How It Works: Fixing the Ozone Layer
How did an international agreement signed in 1987 successfully protect humans and the earth’s ecosystems?
Declared as “perhaps the single most successful international agreement to date” by former UN Secretary General Kofi Annan, the 1987 Montreal Protocol has helped protect life on earth.
The treaty saw world leaders come together to stop harmful chemicals destroying parts of the ozone layer.
The ozone layer formed around the earth after aquatic bacteria began to release oxygen through photosynthesis 2.4 billion years ago.

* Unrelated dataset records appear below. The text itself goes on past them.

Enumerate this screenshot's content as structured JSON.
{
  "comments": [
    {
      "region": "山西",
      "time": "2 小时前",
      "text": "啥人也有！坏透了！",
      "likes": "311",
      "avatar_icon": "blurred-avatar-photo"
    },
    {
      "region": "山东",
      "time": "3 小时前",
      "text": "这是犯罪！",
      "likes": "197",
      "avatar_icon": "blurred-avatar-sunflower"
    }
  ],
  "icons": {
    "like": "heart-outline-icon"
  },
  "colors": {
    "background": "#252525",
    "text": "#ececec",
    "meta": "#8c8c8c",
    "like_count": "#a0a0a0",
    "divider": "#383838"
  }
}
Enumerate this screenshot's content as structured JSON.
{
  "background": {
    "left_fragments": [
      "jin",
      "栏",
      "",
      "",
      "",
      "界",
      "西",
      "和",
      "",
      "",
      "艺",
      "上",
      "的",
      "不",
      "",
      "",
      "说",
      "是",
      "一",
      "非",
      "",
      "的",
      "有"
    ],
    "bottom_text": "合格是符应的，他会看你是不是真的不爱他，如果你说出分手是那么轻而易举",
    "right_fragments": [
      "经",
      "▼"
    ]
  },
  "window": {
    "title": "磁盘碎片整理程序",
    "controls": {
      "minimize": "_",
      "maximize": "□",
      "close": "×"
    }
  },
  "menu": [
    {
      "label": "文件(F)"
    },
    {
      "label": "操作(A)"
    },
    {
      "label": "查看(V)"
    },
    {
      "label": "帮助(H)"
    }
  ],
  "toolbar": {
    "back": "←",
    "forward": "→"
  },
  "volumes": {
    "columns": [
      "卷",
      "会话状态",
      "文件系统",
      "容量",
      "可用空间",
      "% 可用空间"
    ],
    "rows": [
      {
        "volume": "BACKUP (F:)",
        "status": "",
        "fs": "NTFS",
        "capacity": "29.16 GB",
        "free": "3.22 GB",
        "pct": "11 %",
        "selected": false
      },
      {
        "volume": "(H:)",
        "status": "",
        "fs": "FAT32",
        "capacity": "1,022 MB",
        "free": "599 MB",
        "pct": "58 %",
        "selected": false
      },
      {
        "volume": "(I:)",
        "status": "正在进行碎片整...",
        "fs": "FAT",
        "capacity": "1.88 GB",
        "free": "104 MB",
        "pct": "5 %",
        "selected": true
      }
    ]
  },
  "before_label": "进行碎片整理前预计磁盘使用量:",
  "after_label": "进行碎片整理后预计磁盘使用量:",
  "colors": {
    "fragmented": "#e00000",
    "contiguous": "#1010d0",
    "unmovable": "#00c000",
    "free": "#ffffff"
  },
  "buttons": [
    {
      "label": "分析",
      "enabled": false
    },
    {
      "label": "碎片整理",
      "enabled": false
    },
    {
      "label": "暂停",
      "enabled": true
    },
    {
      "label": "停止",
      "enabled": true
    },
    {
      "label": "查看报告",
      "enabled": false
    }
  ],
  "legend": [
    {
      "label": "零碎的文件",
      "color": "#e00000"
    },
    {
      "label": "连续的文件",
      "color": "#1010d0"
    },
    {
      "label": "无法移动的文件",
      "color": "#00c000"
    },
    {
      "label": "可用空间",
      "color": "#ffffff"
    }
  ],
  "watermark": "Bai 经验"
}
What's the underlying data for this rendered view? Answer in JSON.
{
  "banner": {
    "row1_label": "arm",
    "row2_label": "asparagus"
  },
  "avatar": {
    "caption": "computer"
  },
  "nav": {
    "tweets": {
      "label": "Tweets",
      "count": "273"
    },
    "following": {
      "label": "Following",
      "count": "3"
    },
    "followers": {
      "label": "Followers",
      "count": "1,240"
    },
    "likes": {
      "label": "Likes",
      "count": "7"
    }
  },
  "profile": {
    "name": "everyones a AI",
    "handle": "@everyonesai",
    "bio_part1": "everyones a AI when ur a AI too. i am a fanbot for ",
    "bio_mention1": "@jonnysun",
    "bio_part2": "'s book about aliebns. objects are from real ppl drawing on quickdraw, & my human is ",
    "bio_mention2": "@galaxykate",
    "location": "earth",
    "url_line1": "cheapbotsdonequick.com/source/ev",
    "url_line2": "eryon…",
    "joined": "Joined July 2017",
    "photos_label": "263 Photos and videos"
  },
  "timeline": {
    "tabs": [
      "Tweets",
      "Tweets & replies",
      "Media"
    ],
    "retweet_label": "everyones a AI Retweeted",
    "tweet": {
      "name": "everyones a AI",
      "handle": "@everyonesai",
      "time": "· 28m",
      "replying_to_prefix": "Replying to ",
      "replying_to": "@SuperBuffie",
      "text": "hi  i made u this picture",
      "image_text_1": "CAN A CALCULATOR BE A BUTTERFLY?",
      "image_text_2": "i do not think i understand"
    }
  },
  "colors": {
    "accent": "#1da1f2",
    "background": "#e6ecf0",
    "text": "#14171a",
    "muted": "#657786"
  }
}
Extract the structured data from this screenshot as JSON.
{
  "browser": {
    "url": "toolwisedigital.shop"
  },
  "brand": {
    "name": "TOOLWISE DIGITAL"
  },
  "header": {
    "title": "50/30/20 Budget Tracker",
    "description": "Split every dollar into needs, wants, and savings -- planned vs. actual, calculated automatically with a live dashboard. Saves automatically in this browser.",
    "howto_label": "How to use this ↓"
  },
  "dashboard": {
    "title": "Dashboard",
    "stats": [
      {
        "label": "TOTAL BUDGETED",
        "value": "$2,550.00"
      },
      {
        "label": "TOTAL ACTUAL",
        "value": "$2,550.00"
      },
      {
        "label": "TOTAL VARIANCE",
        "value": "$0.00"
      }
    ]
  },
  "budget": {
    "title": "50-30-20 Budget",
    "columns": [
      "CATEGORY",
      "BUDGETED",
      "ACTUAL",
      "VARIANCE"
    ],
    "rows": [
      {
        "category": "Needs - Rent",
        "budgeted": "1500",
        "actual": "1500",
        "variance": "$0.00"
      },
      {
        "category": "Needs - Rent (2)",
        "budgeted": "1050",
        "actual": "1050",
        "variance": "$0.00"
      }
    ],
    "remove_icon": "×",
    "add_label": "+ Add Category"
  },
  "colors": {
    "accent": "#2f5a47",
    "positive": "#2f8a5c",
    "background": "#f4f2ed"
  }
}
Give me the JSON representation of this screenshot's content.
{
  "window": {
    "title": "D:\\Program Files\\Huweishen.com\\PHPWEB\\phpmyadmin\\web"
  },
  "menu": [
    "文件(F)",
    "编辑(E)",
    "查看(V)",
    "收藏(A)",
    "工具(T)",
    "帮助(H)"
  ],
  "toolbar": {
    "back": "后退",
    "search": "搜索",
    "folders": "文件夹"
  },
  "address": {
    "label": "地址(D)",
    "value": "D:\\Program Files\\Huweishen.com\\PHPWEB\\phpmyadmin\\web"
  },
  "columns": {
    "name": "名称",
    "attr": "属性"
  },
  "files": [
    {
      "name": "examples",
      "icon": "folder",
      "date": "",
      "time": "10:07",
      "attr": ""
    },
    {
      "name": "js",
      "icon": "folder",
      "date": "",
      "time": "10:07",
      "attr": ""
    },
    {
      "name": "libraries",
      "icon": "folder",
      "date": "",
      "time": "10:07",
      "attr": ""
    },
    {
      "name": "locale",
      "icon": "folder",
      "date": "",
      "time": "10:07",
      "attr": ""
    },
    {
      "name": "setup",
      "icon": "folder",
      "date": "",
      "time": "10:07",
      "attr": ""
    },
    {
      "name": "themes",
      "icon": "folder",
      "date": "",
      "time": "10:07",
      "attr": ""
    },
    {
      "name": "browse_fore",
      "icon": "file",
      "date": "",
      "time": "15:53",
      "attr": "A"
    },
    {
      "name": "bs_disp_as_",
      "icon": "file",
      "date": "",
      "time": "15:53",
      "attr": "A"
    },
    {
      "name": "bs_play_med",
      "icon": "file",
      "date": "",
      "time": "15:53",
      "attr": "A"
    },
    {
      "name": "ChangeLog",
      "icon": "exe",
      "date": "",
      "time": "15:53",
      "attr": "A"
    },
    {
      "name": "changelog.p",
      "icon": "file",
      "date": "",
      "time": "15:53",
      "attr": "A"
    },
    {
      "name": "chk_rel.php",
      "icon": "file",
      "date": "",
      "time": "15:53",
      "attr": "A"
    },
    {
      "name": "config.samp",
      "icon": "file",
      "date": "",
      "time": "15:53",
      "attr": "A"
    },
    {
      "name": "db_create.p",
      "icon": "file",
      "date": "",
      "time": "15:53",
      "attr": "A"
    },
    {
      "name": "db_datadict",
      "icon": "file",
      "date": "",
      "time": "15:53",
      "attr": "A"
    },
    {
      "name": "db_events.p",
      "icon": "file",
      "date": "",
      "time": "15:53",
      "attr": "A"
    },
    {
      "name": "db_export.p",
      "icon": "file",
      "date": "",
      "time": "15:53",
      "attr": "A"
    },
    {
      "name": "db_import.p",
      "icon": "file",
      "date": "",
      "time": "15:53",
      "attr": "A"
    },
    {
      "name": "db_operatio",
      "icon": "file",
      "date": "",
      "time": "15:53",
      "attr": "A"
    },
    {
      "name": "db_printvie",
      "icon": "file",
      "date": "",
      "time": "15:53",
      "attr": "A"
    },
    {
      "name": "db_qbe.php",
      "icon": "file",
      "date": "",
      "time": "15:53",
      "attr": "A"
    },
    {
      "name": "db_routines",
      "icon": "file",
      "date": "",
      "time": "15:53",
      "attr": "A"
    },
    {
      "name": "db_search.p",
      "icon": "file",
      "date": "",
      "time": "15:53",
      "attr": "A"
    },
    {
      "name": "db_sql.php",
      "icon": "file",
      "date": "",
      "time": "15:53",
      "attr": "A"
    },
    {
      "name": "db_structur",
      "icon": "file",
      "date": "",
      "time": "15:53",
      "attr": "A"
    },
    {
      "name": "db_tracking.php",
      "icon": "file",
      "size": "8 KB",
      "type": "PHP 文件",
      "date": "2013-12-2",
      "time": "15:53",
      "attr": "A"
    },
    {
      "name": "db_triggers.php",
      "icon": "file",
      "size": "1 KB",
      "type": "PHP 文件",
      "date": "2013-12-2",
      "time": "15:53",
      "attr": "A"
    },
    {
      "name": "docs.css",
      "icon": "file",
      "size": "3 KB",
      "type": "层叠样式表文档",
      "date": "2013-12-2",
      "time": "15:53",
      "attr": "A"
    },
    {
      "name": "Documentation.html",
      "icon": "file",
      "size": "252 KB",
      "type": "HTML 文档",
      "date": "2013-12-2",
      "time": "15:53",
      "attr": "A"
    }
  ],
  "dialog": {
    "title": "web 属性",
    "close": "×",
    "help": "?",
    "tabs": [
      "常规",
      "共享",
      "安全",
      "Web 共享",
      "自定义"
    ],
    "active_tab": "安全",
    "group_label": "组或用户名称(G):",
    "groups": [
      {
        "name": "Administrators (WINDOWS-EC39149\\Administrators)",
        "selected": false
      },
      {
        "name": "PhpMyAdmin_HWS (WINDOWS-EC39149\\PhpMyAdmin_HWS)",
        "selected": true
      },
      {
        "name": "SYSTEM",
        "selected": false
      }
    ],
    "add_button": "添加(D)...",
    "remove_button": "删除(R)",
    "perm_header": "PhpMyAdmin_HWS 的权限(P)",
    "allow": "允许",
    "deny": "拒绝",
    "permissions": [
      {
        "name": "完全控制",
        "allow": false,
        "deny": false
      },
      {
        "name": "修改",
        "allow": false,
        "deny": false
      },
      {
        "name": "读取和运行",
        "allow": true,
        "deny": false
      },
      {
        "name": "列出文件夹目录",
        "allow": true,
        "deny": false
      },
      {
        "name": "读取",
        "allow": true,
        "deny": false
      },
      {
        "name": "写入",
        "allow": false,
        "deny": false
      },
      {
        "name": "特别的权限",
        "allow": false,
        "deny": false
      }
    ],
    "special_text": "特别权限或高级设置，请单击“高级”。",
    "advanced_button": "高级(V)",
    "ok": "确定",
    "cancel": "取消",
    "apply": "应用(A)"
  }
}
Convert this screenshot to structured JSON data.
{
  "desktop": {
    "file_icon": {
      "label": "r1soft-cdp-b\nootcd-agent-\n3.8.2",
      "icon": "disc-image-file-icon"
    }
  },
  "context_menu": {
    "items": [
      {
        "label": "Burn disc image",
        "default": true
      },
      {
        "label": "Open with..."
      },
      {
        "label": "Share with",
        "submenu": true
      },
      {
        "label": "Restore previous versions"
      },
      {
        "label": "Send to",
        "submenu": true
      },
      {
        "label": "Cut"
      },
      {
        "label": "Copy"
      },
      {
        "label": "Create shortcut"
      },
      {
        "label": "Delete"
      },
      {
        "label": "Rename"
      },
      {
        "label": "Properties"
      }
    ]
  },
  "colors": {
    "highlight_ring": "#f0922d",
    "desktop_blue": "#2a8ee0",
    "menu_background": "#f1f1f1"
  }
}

This protective layer keeps out the sun’s most harmful UV rays and helped life on earth to emerge from water onto land.
But scientist discovered a hole in the earth’s ozone layer in the late 1970s and they soon realised that it was created by man-made chemicals.
Present in everything from fridges to fire extinguishers, chlorine based gases known as chlorofluorocarbons (or CFCs) were damaging the ozone layer, and as a result harming plantlife and exposing humans to a greater risk of skin cancer.
Today, all 196 UN members have ratified the protocol to restrict CFCs and the ozone-damaging emissions that peaked in the 1980s are now on the decline.
In this earthrise animation, we look at how the ozone layer works and how international action was able stop damage to the earth’s protective layer.
earthrise can be seen each week at the following times GMT: Tuesday: 2230; Wednesday: 0930; Thursday: 0330; Friday: 1630; Saturday: 2230; Sunday: 0930; Monday: 0330; Tuesday: 1630.
Join the conversation on Facebook, or watch us on YouTube or follow us on Twitter.